(INFORMATION SUPPLIED begins)

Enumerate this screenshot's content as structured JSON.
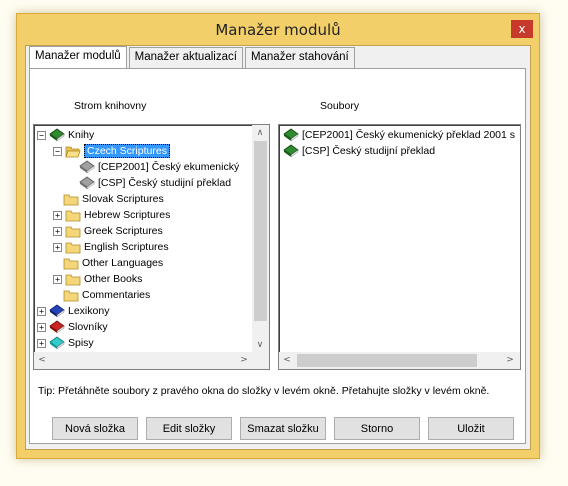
{
  "window": {
    "title": "Manažer modulů",
    "close_label": "x"
  },
  "tabs": [
    "Manažer modulů",
    "Manažer aktualizací",
    "Manažer stahování"
  ],
  "left_pane": {
    "label": "Strom knihovny"
  },
  "right_pane": {
    "label": "Soubory"
  },
  "tree": [
    {
      "label": "Knihy",
      "level": 0,
      "expander": "−",
      "icon": "green-book-icon"
    },
    {
      "label": "Czech Scriptures",
      "level": 1,
      "expander": "−",
      "icon": "open-folder-icon",
      "selected": true
    },
    {
      "label": "[CEP2001] Český ekumenický",
      "level": 2,
      "icon": "grey-book-icon"
    },
    {
      "label": "[CSP] Český studijní překlad",
      "level": 2,
      "icon": "grey-book-icon"
    },
    {
      "label": "Slovak Scriptures",
      "level": 1,
      "icon": "folder-icon"
    },
    {
      "label": "Hebrew Scriptures",
      "level": 1,
      "expander": "+",
      "icon": "folder-icon"
    },
    {
      "label": "Greek Scriptures",
      "level": 1,
      "expander": "+",
      "icon": "folder-icon"
    },
    {
      "label": "English Scriptures",
      "level": 1,
      "expander": "+",
      "icon": "folder-icon"
    },
    {
      "label": "Other Languages",
      "level": 1,
      "icon": "folder-icon"
    },
    {
      "label": "Other Books",
      "level": 1,
      "expander": "+",
      "icon": "folder-icon"
    },
    {
      "label": "Commentaries",
      "level": 1,
      "icon": "folder-icon"
    },
    {
      "label": "Lexikony",
      "level": 0,
      "expander": "+",
      "icon": "blue-book-icon"
    },
    {
      "label": "Slovníky",
      "level": 0,
      "expander": "+",
      "icon": "red-book-icon"
    },
    {
      "label": "Spisy",
      "level": 0,
      "expander": "+",
      "icon": "cyan-book-icon"
    }
  ],
  "files": [
    {
      "label": "[CEP2001] Český ekumenický překlad 2001 s",
      "icon": "green-book-icon"
    },
    {
      "label": "[CSP] Český studijní překlad",
      "icon": "green-book-icon"
    }
  ],
  "tip": "Tip: Přetáhněte soubory z pravého okna do složky v levém okně. Přetahujte složky v levém okně.",
  "buttons": [
    "Nová složka",
    "Edit složky",
    "Smazat složku",
    "Storno",
    "Uložit"
  ],
  "scroll_arrows": {
    "up": "∧",
    "down": "∨",
    "left": "<",
    "right": ">"
  },
  "colors": {
    "window_frame": "#f3cf6a",
    "close_button": "#c7392b",
    "selection": "#3399ff",
    "folder": "#f5d67a",
    "green_book": "#2e8b2e",
    "blue_book": "#2244bb",
    "red_book": "#cc2222",
    "cyan_book": "#33cccc",
    "grey_book": "#a0a0a0"
  }
}
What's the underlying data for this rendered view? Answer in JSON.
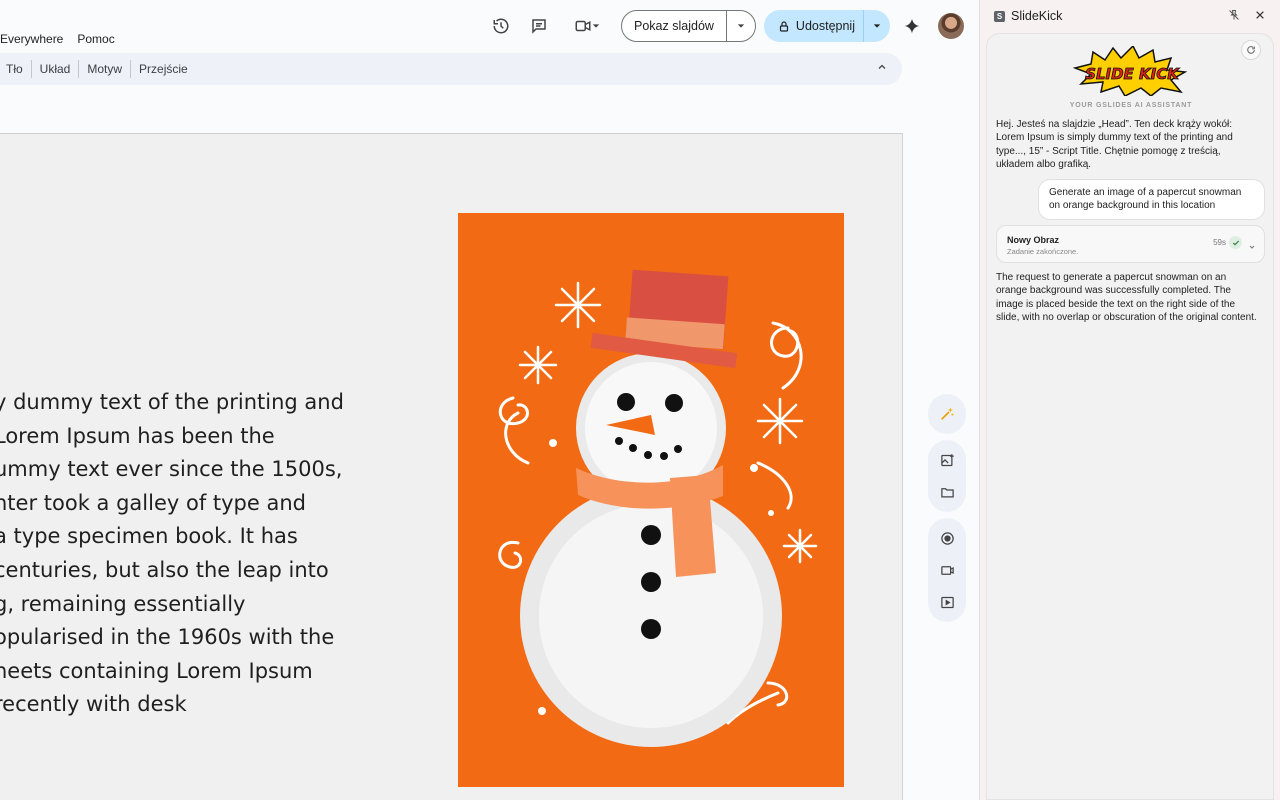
{
  "menubar": {
    "items": [
      "Everywhere",
      "Pomoc"
    ]
  },
  "header": {
    "slideshow_label": "Pokaz slajdów",
    "share_label": "Udostępnij"
  },
  "toolbar": {
    "items": [
      "Tło",
      "Układ",
      "Motyw",
      "Przejście"
    ]
  },
  "slide": {
    "text_lines": [
      "y dummy text of the printing and",
      "Lorem Ipsum has been the",
      "ummy text ever since the 1500s,",
      "nter took a galley of type and",
      " a type specimen book. It has",
      " centuries, but also the leap into",
      "g, remaining essentially",
      "opularised in the 1960s with the",
      "heets containing Lorem Ipsum",
      "recently with desk"
    ]
  },
  "panel": {
    "title": "SlideKick",
    "brand": "SLIDE KICK",
    "tagline": "YOUR GSLIDES AI ASSISTANT",
    "assistant_msg": "Hej. Jesteś na slajdzie „Head”. Ten deck krąży wokół: Lorem Ipsum is simply dummy text of the printing and type..., 15” - Script Title. Chętnie pomogę z treścią, układem albo grafiką.",
    "user_msg": "Generate an image of a papercut snowman on orange background in this location",
    "task": {
      "title": "Nowy Obraz",
      "status": "Zadanie zakończone.",
      "time": "59s"
    },
    "result_msg": "The request to generate a papercut snowman on an orange background was successfully completed. The image is placed beside the text on the right side of the slide, with no overlap or obscuration of the original content."
  },
  "colors": {
    "accent": "#c2e7ff",
    "image_bg": "#f26a14",
    "brand_red": "#e2231a",
    "brand_yellow": "#ffd400"
  },
  "icons": [
    "history-icon",
    "comment-icon",
    "video-icon",
    "lock-icon",
    "gemini-icon",
    "avatar",
    "pin-off-icon",
    "close-icon",
    "refresh-icon",
    "magic-icon",
    "add-image-icon",
    "folder-icon",
    "record-icon",
    "camera-icon",
    "play-icon"
  ]
}
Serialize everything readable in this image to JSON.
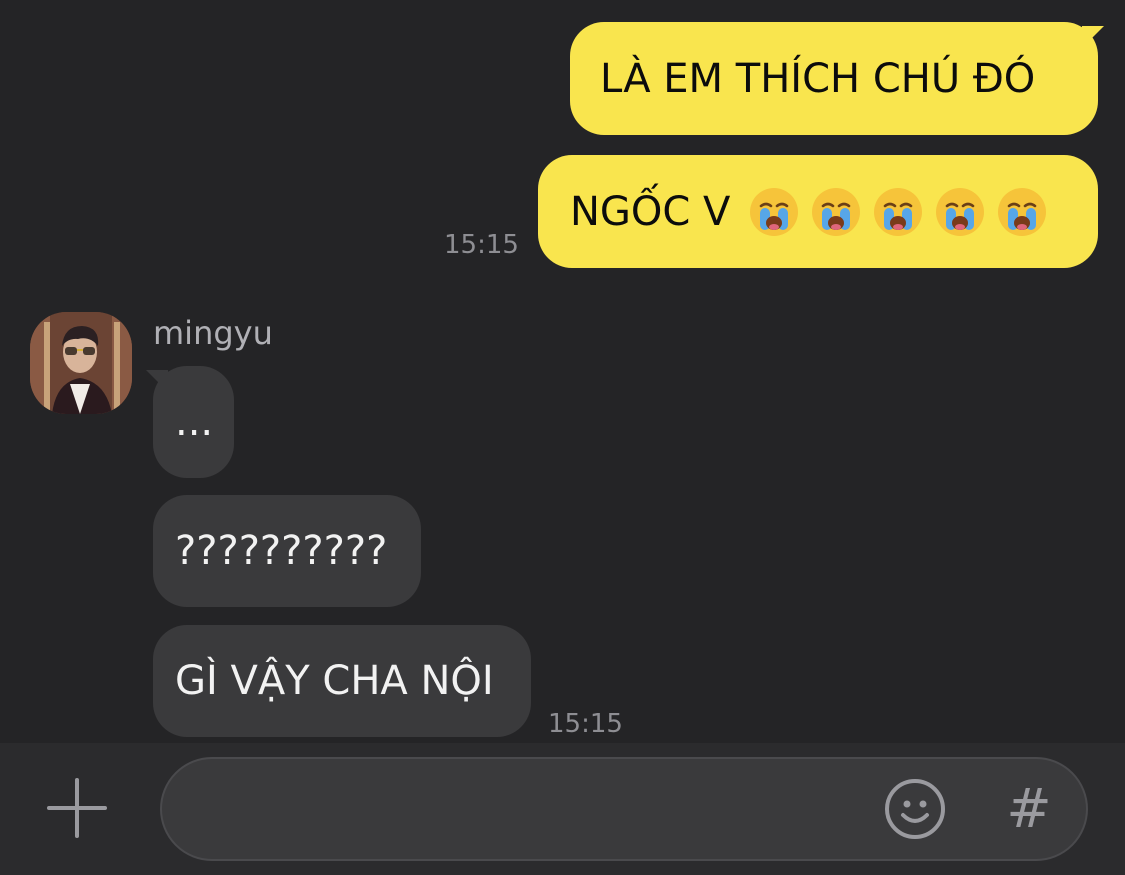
{
  "chat": {
    "outgoing": [
      {
        "text": "LÀ EM THÍCH CHÚ ĐÓ"
      },
      {
        "text": "NGỐC V"
      }
    ],
    "outgoing_time": "15:15",
    "incoming_sender": "mingyu",
    "incoming": [
      {
        "text": "..."
      },
      {
        "text": "??????????"
      },
      {
        "text": "GÌ VẬY CHA NỘI"
      }
    ],
    "incoming_time": "15:15",
    "emoji_name": "loudly-crying-face-icon",
    "emoji_count": 5
  },
  "composer": {
    "add_icon": "plus-icon",
    "emoji_icon": "smile-icon",
    "hashtag_icon": "hashtag-icon",
    "hashtag_symbol": "#"
  },
  "colors": {
    "background": "#242426",
    "outgoing_bubble": "#f9e54e",
    "incoming_bubble": "#3a3a3c",
    "timestamp": "#8e8e93"
  }
}
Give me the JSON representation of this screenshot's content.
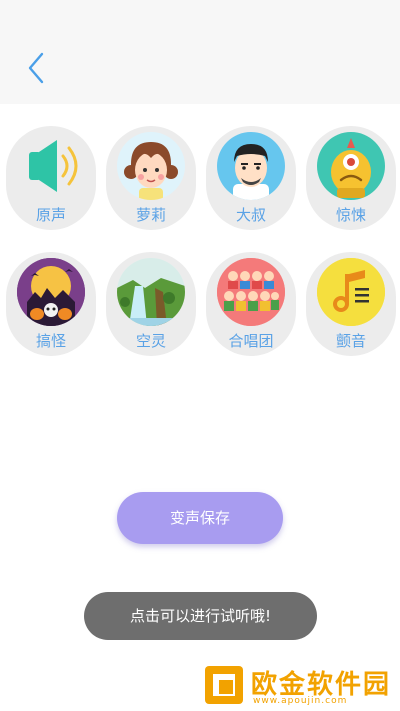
{
  "header": {
    "back_icon": "chevron-left-icon",
    "accent": "#4a9fe8"
  },
  "effects": [
    {
      "id": "original",
      "label": "原声",
      "icon": "speaker-icon"
    },
    {
      "id": "loli",
      "label": "萝莉",
      "icon": "girl-icon"
    },
    {
      "id": "uncle",
      "label": "大叔",
      "icon": "man-icon"
    },
    {
      "id": "horror",
      "label": "惊悚",
      "icon": "monster-icon"
    },
    {
      "id": "funny",
      "label": "搞怪",
      "icon": "halloween-icon"
    },
    {
      "id": "ethereal",
      "label": "空灵",
      "icon": "waterfall-icon"
    },
    {
      "id": "chorus",
      "label": "合唱团",
      "icon": "choir-icon"
    },
    {
      "id": "tremolo",
      "label": "颤音",
      "icon": "music-note-icon"
    }
  ],
  "save_button": {
    "label": "变声保存",
    "color": "#a89cf0"
  },
  "toast": {
    "text": "点击可以进行试听哦!"
  },
  "watermark": {
    "name": "欧金软件园",
    "url": "www.apoujin.com",
    "color": "#f2a200"
  }
}
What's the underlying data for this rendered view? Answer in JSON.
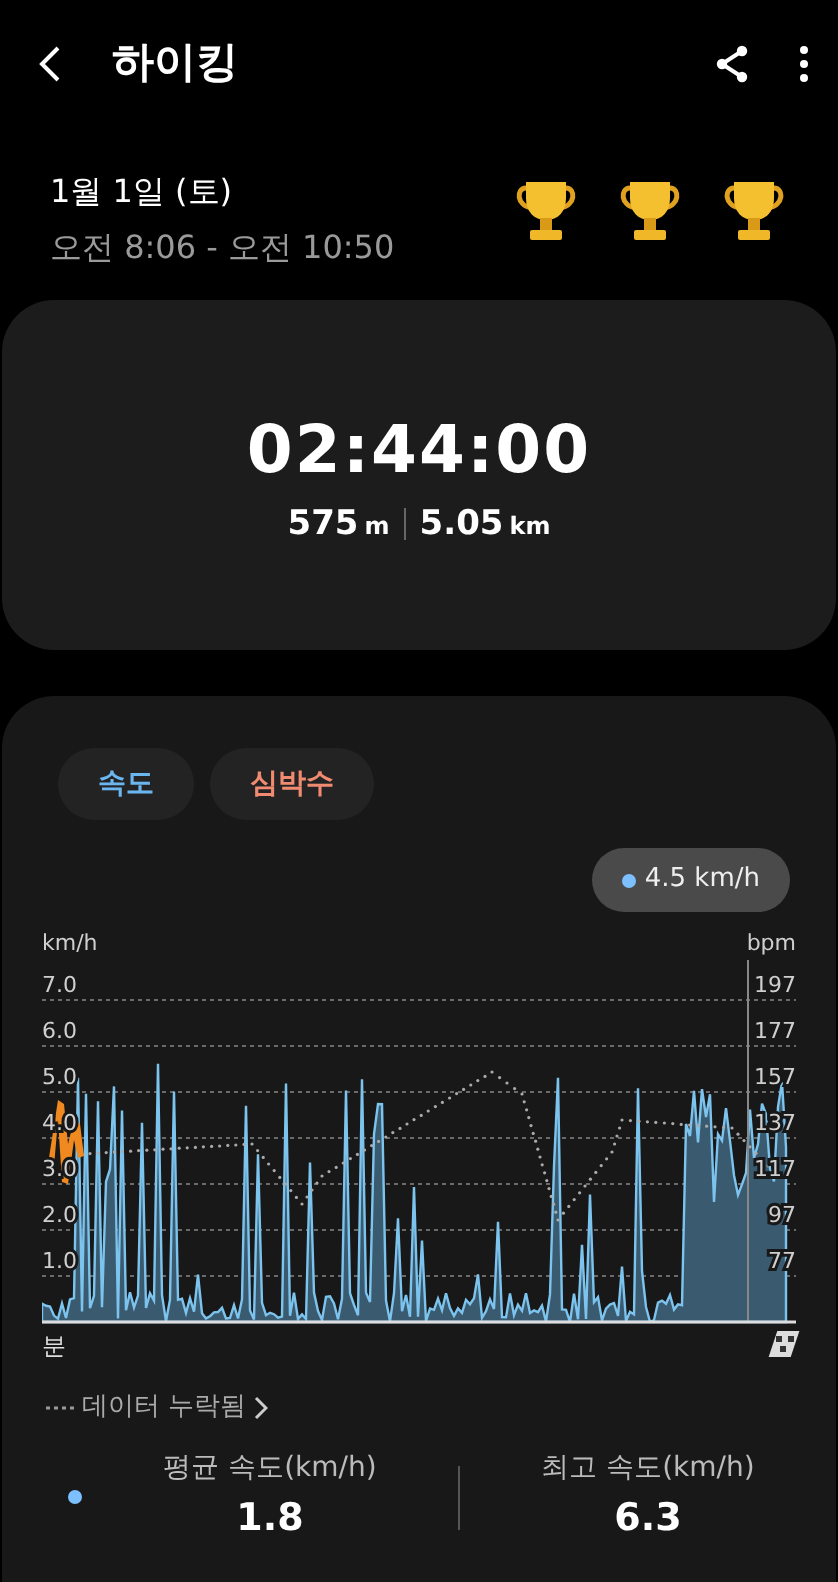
{
  "header": {
    "title": "하이킹"
  },
  "session": {
    "date": "1월 1일 (토)",
    "time_range": "오전 8:06 - 오전 10:50"
  },
  "summary": {
    "duration": "02:44:00",
    "metrics": [
      {
        "value": "575",
        "unit": "m"
      },
      {
        "value": "5.05",
        "unit": "km"
      }
    ]
  },
  "chart": {
    "chips": [
      {
        "label": "속도",
        "selected": true,
        "color": "#6cb6f0"
      },
      {
        "label": "심박수",
        "selected": true,
        "color": "#f08a70"
      }
    ],
    "tooltip": "4.5 km/h",
    "left_unit": "km/h",
    "right_unit": "bpm",
    "left_ticks": [
      "7.0",
      "6.0",
      "5.0",
      "4.0",
      "3.0",
      "2.0",
      "1.0"
    ],
    "right_ticks": [
      "197",
      "177",
      "157",
      "137",
      "117",
      "97",
      "77"
    ],
    "x_label": "분"
  },
  "missing_data_link": "데이터 누락됨",
  "stats": [
    {
      "label": "평균 속도(km/h)",
      "value": "1.8"
    },
    {
      "label": "최고 속도(km/h)",
      "value": "6.3"
    }
  ]
}
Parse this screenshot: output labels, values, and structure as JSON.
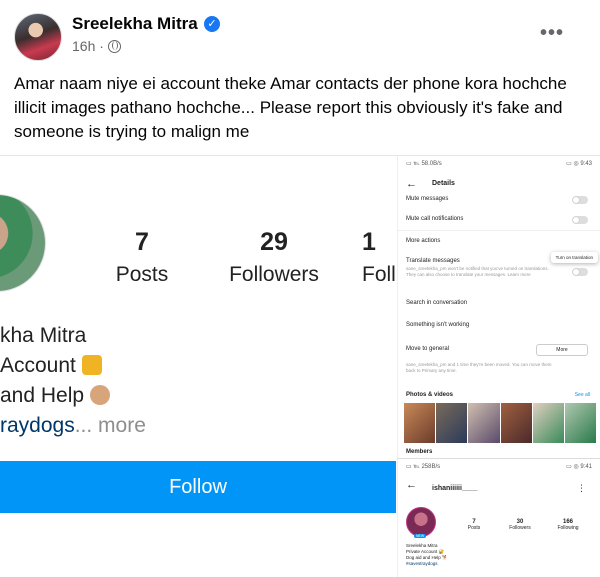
{
  "post": {
    "author": "Sreelekha Mitra",
    "verified_mark": "✓",
    "time": "16h ·",
    "audience_icon": "globe-icon",
    "text": "Amar naam niye ei account theke Amar contacts der phone kora hochche illicit images pathano hochche... Please report this obviously it's fake and someone is trying to malign me"
  },
  "instagram_left": {
    "stats": [
      {
        "num": "7",
        "label": "Posts"
      },
      {
        "num": "29",
        "label": "Followers"
      },
      {
        "num": "1",
        "label": "Foll"
      }
    ],
    "bio": {
      "name": "kha Mitra",
      "line2": "Account",
      "line3": "and Help",
      "link": "raydogs",
      "more": "... more"
    },
    "follow_label": "Follow"
  },
  "phone_top": {
    "status_left": "▭ ℡ 58.0B/s",
    "status_right": "▭ ◎ 9:43",
    "title": "Details",
    "rows": {
      "mute_messages": "Mute messages",
      "mute_calls": "Mute call notifications",
      "more_actions": "More actions",
      "translate": "Translate messages",
      "translate_sub": "sane_sreelekha_pm won't be notified that you've turned on translations. They can also choose to translate your messages. Learn more",
      "search": "Search in conversation",
      "something": "Something isn't working",
      "move_general": "Move to general",
      "move_sub": "sane_sreelekha_pm and 1 time they're been moved. You can move them back to Primary any time.",
      "photos": "Photos & videos",
      "members": "Members"
    },
    "tooltip": "Turn on translation",
    "more_btn": "More",
    "see_all": "See all"
  },
  "phone_bottom": {
    "status_left": "▭ ℡ 258B/s",
    "status_right": "▭ ◎ 9:41",
    "handle": "ishaniiiiii____",
    "new_badge": "NEW",
    "stats": [
      {
        "num": "7",
        "label": "Posts"
      },
      {
        "num": "30",
        "label": "Followers"
      },
      {
        "num": "166",
        "label": "Following"
      }
    ],
    "bio_lines": [
      "Sreelekha Mitra",
      "Private Account 🔐",
      "Dog aid and Help 🐕",
      "#savestraydogs"
    ]
  },
  "colors": {
    "facebook_blue": "#1877f2",
    "instagram_blue": "#0095f6",
    "meta_grey": "#65676b"
  }
}
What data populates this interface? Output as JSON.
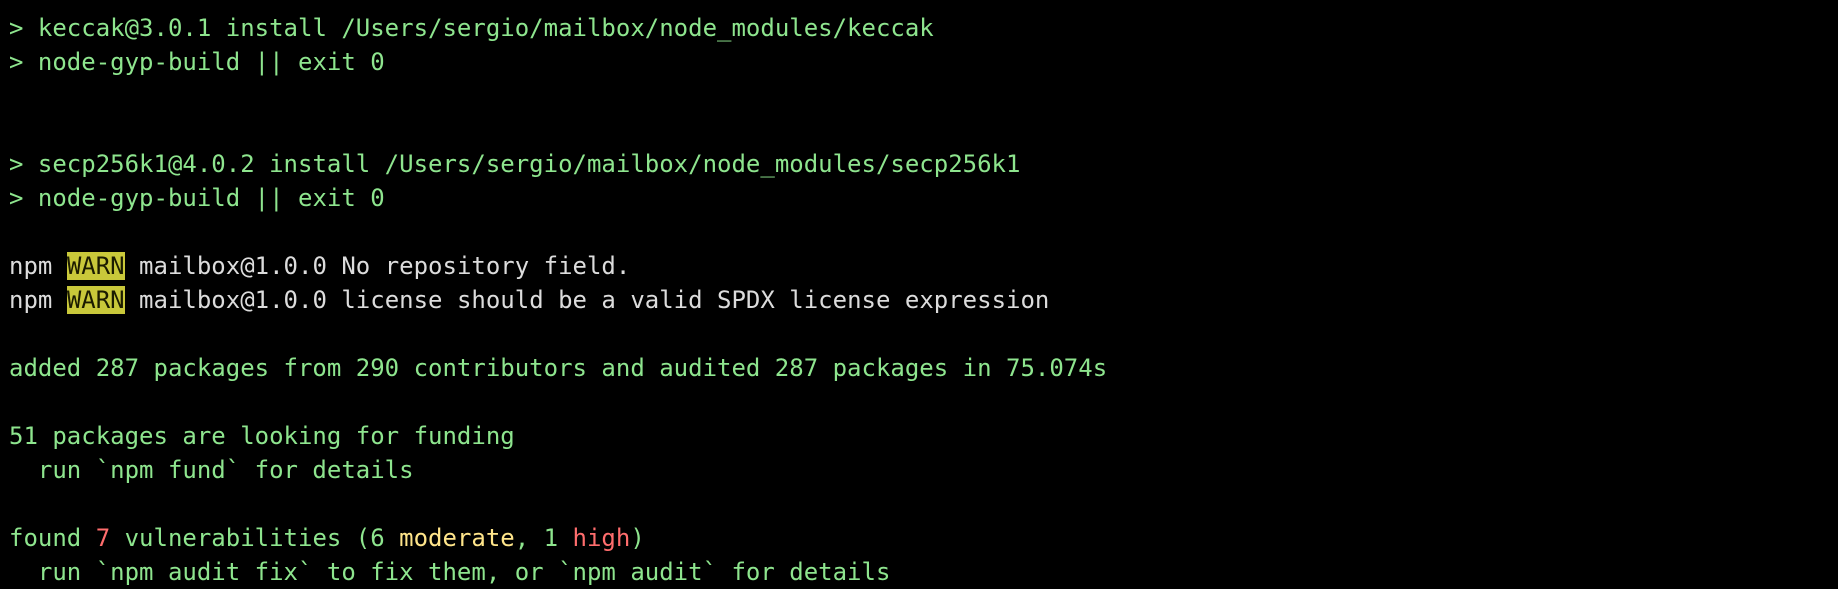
{
  "terminal": {
    "lines": [
      {
        "prompt": ">",
        "text": " keccak@3.0.1 install /Users/sergio/mailbox/node_modules/keccak"
      },
      {
        "prompt": ">",
        "text": " node-gyp-build || exit 0"
      },
      {
        "blank": true
      },
      {
        "blank": true
      },
      {
        "prompt": ">",
        "text": " secp256k1@4.0.2 install /Users/sergio/mailbox/node_modules/secp256k1"
      },
      {
        "prompt": ">",
        "text": " node-gyp-build || exit 0"
      },
      {
        "blank": true
      },
      {
        "npm": "npm",
        "warn": "WARN",
        "msg": " mailbox@1.0.0 No repository field."
      },
      {
        "npm": "npm",
        "warn": "WARN",
        "msg": " mailbox@1.0.0 license should be a valid SPDX license expression"
      },
      {
        "blank": true
      },
      {
        "text": "added 287 packages from 290 contributors and audited 287 packages in 75.074s"
      },
      {
        "blank": true
      },
      {
        "text": "51 packages are looking for funding"
      },
      {
        "text": "  run `npm fund` for details"
      },
      {
        "blank": true
      },
      {
        "found_prefix": "found ",
        "vuln_count": "7",
        "vuln_mid": " vulnerabilities (6 ",
        "moderate": "moderate",
        "sep": ", 1 ",
        "high": "high",
        "close": ")"
      },
      {
        "text": "  run `npm audit fix` to fix them, or `npm audit` for details"
      }
    ]
  },
  "colors": {
    "background": "#000000",
    "text": "#8ee58e",
    "warn_bg": "#c9c83a",
    "red": "#ff6d6d",
    "yellow": "#ffe58a"
  }
}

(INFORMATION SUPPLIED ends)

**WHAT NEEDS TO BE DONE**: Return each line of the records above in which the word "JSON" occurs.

**TASK OUTPUT**:
Enumerate this screenshot's content as structured JSON.
What's the underlying data for this rendered view? Answer in JSON.
Serialize everything readable in this image to JSON.
Give me the JSON representation of this screenshot's content.
What's the underlying data for this rendered view? Answer in JSON.
Parse this screenshot: output labels, values, and structure as JSON.
What data populates this interface? Output as JSON.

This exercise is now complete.